Dungeons and Dragons is a game of probability events and profiles that offset those probabilities. It's great training for decision-making under constraints. In the real world one seldom knows everything necessary to make the best decision. We're stuck using what information we can gather (and a model for best understanding) to take our best shot.

On the DM side, a good campaign is about balancing the probability of kicking your players asses too hard and giving them enough challenge to build skills and hit points. For instance, a campaign that is well matched to the players should kill them really fast if they were to (to be allowed to) try to play it backwards.
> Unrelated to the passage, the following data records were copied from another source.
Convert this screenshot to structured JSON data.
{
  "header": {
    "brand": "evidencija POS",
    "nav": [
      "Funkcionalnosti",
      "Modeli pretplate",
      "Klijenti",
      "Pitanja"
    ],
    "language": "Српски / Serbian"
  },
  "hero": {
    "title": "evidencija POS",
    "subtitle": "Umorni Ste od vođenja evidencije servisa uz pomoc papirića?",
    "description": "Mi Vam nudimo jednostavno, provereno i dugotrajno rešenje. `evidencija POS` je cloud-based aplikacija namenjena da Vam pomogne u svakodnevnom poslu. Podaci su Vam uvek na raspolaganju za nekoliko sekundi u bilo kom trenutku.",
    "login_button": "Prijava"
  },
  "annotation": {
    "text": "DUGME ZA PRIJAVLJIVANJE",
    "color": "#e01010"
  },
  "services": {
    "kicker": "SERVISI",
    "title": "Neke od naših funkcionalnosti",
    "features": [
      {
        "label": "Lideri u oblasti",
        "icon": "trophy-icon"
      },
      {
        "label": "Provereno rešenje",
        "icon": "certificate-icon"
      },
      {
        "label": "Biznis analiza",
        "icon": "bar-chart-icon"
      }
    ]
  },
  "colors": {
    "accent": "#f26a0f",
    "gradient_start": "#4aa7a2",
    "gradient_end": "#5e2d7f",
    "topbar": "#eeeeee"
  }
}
The campaign should present opportunities to build the characters to face the later challenges the DM knows are coming. That's a hell of a lot like the long term management of a team.

Comment: Given who we think are terrorists... (Score 1) 509

by obscuro (#45695629) Attached to: NSA Head Asks How To Spy Without Collecting Metadata

... the NSA director is right about what he needs to do his job.

Wired has an article about the threats the NSA has to worry about:(sarcasm)

Here's an article about our potential terrorist veterans: (sarcasm)

Here's a list by paranoids: (sarcasm)

Comment: Article Misses Point of Nukes (Score 1) 211

The problem with nukes is the scale of their destruction and the potential to poisons regions or the world. Drones are just another new weapons system. They don't relate at all to nukes. They still could use some international controls and other attention from potential combatants but that could be said of all kinds of weapons.

Who goeth a-borrowing goeth a-sorrowing. -- Thomas Tusser